Student researchers wanted to document Japanese-CHamoru family histories
A new research project being led by University of Guam President Emeritus Robert A. Underwood and sponsored by local businessman Hidenobu “George” Takagi of Takagi & Associates Inc. will document the immigration of 20 Japanese men to Guam prior to World War II and the histories and legacies of the Japanese-CHamoru families they started here.
Titled the Japan Issei Project — issei being a Japanese term for first-generation immigrants — the project will identify 20 student researchers through an application and review process to research and write on a Japanese-CHamoru family of their choosing. Research will be conducted by consulting elders in the family, documentary materials, and the UOG Micronesian Area Research Center.
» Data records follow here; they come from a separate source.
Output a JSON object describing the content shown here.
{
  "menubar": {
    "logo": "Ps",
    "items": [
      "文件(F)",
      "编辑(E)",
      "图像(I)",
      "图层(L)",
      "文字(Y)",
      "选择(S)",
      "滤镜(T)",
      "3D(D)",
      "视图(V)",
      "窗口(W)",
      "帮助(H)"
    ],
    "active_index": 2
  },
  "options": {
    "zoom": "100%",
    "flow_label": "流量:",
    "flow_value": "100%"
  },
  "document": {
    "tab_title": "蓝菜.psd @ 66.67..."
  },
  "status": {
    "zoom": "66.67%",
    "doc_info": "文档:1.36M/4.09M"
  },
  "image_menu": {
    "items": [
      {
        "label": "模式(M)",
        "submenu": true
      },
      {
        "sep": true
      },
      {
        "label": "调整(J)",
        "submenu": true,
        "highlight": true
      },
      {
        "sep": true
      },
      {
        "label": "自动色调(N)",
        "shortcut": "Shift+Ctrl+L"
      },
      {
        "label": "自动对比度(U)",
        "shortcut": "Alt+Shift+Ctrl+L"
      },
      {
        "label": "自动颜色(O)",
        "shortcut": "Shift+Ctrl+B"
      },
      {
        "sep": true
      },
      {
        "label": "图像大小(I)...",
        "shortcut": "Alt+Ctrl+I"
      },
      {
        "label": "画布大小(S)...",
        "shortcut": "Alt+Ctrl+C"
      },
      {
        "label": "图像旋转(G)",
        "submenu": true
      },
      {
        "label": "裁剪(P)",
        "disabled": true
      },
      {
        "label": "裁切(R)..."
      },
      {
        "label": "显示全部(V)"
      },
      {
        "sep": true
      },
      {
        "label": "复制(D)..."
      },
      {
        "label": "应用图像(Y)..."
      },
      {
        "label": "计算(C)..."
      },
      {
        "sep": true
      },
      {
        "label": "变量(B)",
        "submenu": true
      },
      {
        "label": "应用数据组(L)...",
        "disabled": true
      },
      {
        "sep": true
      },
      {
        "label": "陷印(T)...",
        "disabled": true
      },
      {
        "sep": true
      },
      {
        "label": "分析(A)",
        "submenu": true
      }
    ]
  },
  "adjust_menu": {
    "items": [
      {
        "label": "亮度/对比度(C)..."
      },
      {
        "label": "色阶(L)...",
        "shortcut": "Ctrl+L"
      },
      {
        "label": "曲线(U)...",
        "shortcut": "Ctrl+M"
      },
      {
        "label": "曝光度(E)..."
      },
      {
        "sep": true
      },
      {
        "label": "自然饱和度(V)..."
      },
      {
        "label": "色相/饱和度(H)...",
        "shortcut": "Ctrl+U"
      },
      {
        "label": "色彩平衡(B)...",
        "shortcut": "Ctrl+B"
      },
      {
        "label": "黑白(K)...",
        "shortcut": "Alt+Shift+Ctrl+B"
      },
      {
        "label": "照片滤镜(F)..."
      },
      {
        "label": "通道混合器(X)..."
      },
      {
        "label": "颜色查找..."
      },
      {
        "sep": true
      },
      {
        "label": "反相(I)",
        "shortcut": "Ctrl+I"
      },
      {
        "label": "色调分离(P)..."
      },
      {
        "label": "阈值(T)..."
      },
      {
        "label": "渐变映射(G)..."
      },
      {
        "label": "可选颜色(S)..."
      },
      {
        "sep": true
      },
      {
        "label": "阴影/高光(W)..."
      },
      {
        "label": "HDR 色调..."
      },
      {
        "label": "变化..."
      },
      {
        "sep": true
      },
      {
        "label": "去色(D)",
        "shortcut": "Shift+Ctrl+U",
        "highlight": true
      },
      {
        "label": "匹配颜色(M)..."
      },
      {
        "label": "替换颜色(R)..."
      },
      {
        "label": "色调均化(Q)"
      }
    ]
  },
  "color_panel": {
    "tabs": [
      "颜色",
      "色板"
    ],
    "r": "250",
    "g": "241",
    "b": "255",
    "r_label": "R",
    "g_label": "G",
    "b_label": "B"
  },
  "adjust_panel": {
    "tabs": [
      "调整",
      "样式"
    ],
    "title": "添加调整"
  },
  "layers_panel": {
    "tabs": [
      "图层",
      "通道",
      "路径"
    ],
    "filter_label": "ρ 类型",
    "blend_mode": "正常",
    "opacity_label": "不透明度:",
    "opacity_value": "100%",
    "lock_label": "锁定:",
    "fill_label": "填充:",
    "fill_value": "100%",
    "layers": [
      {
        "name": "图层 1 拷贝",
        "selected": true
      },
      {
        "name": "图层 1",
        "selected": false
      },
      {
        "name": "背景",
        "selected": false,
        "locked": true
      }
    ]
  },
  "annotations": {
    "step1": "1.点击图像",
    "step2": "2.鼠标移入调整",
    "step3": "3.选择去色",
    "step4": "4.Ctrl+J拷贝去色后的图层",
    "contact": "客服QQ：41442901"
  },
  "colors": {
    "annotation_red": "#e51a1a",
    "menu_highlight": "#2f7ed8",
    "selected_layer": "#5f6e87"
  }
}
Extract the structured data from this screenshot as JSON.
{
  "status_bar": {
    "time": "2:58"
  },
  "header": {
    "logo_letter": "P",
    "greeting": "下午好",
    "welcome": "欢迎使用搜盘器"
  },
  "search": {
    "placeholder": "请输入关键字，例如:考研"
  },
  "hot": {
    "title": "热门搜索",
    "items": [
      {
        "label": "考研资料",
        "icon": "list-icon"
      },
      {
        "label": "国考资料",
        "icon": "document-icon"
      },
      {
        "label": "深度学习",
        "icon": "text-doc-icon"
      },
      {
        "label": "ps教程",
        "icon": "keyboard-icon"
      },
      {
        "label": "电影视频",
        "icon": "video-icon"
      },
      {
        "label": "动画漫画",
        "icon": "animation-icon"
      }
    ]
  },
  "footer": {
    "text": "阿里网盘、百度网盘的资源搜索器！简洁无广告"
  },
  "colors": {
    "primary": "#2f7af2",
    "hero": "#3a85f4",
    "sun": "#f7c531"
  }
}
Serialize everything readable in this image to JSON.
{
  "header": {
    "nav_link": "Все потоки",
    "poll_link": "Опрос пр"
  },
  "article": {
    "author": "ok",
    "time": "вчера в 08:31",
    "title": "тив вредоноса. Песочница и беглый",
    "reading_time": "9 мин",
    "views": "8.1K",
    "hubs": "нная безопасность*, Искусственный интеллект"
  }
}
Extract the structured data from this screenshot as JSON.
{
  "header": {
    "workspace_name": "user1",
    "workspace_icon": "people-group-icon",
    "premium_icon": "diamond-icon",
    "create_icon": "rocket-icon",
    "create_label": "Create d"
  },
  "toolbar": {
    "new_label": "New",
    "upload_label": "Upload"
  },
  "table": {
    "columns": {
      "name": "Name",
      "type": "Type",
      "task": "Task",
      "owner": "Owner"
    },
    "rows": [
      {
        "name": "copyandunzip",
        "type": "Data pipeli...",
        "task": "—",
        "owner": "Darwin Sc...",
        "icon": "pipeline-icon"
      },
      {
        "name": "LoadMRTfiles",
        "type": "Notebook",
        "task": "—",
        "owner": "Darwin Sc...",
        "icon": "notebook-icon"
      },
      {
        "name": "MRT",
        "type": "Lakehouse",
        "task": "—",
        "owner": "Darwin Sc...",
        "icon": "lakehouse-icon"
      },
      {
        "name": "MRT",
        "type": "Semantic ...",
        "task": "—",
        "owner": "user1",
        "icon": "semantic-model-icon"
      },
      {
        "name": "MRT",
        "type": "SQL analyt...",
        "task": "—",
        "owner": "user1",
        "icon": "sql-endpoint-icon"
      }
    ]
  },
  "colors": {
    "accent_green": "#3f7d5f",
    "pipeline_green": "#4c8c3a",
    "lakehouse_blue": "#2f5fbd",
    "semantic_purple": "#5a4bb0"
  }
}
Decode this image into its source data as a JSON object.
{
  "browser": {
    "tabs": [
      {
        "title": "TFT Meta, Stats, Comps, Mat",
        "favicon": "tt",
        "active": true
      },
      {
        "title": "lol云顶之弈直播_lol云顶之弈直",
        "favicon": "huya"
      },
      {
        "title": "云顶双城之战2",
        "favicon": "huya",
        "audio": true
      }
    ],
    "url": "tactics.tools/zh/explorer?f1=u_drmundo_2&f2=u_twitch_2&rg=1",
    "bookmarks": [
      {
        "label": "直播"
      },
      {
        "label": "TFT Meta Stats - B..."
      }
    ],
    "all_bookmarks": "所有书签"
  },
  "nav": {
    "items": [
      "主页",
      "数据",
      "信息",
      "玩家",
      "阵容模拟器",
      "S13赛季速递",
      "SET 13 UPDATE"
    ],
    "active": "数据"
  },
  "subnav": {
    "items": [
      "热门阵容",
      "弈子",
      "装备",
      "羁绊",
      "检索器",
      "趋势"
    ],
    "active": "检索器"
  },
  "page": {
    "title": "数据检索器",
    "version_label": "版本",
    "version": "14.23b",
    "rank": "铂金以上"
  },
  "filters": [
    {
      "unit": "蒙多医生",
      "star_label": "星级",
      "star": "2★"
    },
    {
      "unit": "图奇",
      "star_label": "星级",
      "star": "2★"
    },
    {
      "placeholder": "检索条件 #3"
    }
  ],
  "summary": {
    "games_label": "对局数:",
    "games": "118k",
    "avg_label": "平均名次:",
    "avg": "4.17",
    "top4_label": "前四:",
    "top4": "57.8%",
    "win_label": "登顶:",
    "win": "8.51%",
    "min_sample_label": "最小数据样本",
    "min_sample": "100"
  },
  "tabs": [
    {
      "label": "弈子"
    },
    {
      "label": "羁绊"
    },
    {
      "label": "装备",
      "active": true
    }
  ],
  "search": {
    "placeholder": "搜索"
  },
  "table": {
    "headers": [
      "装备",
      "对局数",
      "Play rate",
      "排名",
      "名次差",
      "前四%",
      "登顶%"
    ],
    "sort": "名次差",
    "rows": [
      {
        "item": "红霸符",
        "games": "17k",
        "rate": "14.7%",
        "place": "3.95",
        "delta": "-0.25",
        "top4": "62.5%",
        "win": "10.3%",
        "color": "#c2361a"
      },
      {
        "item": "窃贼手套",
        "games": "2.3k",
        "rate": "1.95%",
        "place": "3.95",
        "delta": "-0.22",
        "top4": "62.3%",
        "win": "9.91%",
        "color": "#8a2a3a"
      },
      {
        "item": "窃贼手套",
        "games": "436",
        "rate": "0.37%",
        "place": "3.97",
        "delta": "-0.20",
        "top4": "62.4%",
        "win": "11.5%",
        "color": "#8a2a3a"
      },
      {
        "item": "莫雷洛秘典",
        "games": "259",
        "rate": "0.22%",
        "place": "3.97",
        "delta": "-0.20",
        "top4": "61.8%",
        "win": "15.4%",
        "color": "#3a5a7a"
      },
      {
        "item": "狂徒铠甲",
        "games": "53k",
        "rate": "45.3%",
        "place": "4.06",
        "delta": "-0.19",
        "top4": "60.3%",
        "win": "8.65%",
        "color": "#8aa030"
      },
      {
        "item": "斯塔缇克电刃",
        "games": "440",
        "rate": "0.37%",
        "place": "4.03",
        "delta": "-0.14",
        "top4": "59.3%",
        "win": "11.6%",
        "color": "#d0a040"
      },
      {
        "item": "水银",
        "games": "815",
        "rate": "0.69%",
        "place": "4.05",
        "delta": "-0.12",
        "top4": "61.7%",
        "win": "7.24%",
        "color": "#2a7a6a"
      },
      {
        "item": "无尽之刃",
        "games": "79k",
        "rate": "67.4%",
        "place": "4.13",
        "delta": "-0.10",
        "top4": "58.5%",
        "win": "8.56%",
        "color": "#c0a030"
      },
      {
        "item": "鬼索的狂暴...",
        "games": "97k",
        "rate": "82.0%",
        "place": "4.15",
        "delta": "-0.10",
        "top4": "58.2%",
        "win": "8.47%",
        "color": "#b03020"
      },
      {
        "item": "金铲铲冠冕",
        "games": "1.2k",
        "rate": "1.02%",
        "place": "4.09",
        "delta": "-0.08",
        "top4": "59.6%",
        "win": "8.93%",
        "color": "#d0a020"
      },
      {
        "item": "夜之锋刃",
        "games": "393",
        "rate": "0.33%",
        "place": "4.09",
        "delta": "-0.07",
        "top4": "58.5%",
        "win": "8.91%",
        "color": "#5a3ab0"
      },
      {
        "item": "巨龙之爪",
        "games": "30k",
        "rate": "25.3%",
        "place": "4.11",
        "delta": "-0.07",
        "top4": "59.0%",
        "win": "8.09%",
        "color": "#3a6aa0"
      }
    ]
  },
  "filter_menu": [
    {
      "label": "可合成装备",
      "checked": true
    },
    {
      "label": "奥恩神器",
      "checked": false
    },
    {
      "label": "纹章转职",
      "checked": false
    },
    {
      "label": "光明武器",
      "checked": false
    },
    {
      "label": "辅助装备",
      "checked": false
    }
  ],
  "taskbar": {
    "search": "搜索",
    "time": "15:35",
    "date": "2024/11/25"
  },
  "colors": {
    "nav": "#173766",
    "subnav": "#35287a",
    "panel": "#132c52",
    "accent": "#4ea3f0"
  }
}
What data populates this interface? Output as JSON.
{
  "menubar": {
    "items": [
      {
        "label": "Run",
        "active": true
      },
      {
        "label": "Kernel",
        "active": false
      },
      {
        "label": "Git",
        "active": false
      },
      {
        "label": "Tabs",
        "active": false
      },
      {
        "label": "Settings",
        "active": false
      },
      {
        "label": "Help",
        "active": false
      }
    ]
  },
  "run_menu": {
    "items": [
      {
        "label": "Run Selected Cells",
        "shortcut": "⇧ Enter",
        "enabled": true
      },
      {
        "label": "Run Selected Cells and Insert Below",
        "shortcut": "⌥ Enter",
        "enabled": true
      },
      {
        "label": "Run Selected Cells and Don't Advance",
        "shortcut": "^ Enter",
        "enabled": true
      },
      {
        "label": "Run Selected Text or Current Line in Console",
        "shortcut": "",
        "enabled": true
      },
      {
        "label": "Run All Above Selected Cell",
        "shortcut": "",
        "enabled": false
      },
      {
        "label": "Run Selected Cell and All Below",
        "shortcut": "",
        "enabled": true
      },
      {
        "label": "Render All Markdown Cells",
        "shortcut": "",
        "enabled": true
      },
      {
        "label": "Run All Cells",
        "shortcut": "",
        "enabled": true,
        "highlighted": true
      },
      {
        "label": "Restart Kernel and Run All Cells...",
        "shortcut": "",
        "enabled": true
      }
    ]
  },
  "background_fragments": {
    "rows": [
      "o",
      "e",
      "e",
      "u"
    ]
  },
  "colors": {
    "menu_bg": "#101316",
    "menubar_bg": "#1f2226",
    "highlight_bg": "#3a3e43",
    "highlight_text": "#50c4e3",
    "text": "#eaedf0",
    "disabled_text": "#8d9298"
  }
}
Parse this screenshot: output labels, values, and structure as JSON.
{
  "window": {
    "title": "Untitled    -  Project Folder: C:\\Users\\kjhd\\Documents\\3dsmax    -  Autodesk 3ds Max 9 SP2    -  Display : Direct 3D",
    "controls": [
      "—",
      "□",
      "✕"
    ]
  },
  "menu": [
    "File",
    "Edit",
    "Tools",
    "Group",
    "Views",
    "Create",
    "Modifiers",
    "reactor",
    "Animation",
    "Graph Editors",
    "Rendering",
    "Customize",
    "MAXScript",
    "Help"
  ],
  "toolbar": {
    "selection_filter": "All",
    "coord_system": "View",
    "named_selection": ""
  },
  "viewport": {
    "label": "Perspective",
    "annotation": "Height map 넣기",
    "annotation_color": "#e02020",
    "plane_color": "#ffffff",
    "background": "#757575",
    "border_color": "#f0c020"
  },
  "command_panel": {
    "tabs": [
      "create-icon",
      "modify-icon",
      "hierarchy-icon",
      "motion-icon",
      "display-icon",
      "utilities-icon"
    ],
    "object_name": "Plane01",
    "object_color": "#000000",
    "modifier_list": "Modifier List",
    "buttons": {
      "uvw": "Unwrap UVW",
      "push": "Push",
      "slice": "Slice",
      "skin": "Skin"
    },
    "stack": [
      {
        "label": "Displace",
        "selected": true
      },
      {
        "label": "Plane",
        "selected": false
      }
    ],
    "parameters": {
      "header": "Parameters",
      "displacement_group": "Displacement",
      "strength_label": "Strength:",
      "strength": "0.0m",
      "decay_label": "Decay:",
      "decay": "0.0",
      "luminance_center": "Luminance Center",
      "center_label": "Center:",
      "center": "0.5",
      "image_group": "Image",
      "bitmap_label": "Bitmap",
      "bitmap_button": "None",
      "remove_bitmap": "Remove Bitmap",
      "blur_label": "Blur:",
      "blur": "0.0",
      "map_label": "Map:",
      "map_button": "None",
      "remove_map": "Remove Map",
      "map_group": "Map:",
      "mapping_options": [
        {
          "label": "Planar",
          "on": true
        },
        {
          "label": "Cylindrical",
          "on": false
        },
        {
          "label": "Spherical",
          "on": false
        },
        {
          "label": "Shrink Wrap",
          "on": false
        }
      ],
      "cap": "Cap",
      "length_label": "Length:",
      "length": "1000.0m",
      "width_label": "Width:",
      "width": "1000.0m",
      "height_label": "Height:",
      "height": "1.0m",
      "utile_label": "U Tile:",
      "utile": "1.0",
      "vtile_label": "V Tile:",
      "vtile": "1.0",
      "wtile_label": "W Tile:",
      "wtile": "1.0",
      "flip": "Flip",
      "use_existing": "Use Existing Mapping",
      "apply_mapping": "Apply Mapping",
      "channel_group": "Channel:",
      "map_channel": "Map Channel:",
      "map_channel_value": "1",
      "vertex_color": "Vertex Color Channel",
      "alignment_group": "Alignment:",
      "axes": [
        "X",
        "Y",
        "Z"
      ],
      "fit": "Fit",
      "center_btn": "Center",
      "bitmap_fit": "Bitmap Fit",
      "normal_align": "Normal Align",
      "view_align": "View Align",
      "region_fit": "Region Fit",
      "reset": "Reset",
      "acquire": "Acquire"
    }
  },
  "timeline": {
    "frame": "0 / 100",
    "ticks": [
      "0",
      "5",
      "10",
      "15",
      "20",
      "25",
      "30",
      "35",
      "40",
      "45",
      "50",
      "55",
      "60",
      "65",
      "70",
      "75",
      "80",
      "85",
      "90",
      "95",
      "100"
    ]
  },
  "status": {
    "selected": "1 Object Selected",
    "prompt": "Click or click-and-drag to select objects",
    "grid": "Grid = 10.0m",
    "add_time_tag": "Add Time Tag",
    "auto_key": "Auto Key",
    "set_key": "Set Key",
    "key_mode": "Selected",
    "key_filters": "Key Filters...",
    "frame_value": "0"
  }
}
In the early part of the 20th century, many Japanese men came to Guam to start new lives. Most became Catholic, married CHamoru women, and worked in different kinds of jobs or started businesses. Many of their offspring became political, educational, and business leaders, and their family names remain prominent and recognizable in Guam society today, including Okada, Tanaka, Shinohara, Shimizu, Ishizaki, and Sayama.
“They were widely respected for their work ethic and their ability to become immersed in the cultural life of the CHamoru people while contributing to the growth of the island,” the project description states. “The stories of these men and their families provide the background for some of the most interesting turns of history in Guam. […] most of the stories were about survival and triumph in the most difficult circumstances as families struggled to live through the occupation and its aftermath.”
The research of each family will include details of the original Japanese immigrant to Guam, their place of origin in Japan, and reason for coming to Guam; the names of their spouse, children, and grandchildren; their work and experience in Guam before and during the war; their post-World War II experience; and their family’s legacy and contributions to the society of Guam.
Underwood will lead the project with assistance from UOG Associate Professor of History Michael Clement and Asako Takagi Araw, vice president of Takagi and Associates.
Students attending the University of Guam, Guam Community College, or any other post-secondary institution are encouraged to apply to research and write a family’s history for this project, in particular students who are descendants of or otherwise connected to Japanese-CHamoru families and those who have demonstrated research skills. Students will receive $750 for their completed work.
The project will take place from June to November. Interested student researchers should email firstname.lastname@example.org for an application form. The deadline to apply is May 30.